YearCore Central RegionRest of Central RegionOutside Central Region
20202913461,476
20215746642,420
 
Increase year-on-year97.3%91.9%64.0%

Source: URA, ERA Research & Consultancy

 

Rental demand remained strong

Meanwhile, movements in landed property rental rates in Singapore were more closely correlated to the economic climate and the job market. The landed rental index contracted from 1Q 2020 to 3Q 2020 when border restrictions were tightened and expatriate tenants left Singapore.

When the vaccination programme was announced towards the end of 2020, market sentiment improved as people expected the economy to recover and the borders to reopen in the near future. As a result, the landed housing rental index started to rise from 4Q 2020 and into 2021. By the end of 2021, rental rates of landed homes had increased by 8.2% year-on-year, compared to the 2.7% contraction in 2020.


Figure 2: Landed property rental index

Source: URA, ERA Research & Consultancy

Residential leasing demand from local residents also contributed to the rise in landed housing rental rates. With the completion of new residential developments being delayed due to supply-chain bottlenecks, some homebuyers had to temporarily rent their accommodation while waiting for their new homes to be completed. The demand for rental landed homes was also boosted by the demand for more space due to the widespread work-from-home practice.

Looking ahead: Impact of cooling measures

In the wake of the strong price gains and exuberance in the residential property market, the Singapore government introduced a new round of property market cooling measures on 15 December 2021. The new market curbs include raising the Additional Buyers’ Stamp Duty (ABSD) rates and tightening the Total Debt Servicing Ratio (TDSR) threshold from 60% to 55%.


Figure 3: New market curbs from 16 December 2021

Source: Ministry of National Development

Property sales could soon slow down as both buyers and sellers adopt a wait-and-see approach.

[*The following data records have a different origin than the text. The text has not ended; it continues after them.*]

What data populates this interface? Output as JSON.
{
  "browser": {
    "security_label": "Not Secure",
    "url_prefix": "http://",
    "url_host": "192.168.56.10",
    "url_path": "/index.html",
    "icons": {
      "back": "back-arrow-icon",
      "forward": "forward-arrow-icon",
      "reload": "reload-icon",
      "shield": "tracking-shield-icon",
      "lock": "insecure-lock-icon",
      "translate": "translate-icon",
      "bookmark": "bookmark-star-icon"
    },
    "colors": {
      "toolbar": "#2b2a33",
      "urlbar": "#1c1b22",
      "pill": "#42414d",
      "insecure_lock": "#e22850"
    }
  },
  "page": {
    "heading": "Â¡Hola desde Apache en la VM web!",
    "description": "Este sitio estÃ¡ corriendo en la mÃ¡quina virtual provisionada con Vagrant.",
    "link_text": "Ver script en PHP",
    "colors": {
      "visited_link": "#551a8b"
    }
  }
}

However, as most of the buyers of landed homes are Singaporeans, who are exempted from paying ABSD if they are buying their sole residential property, the landed housing market could be less affected by the government’s new measures in the longer term.

Higher property taxes

Furthermore, in Singapore Budget 2022, the government said that it will increase the property tax rate for owner-occupied residential properties in two stages — from 4% to 16% currently, to 6% to 32% by 2024. The property tax rate for non-owner-occupied residential properties will be raised from the current 10% to 20%, to 12% to 36% in 2024.

Although the increase in the tax rate appears to be rather large in absolute terms, it is not expected to have a significant negative impact on demand for landed homes. This is because landed homes in Singapore are typically owned by wealthy individuals who could likely afford to absorb the increase in property taxes. Moreover, the incremental amount of property tax may not be particularly significant if capital values of landed property continue to expand in the long term.

We at Precepts Group also provide Associate Estate Planning Practitioner (AEPP) Certification Programme.

The above article appeared on EPPL’s The Custodian, Issue 21.

#Wills #Estate Planning

Nicholas Mak | Precepts Group

Nicholas Mak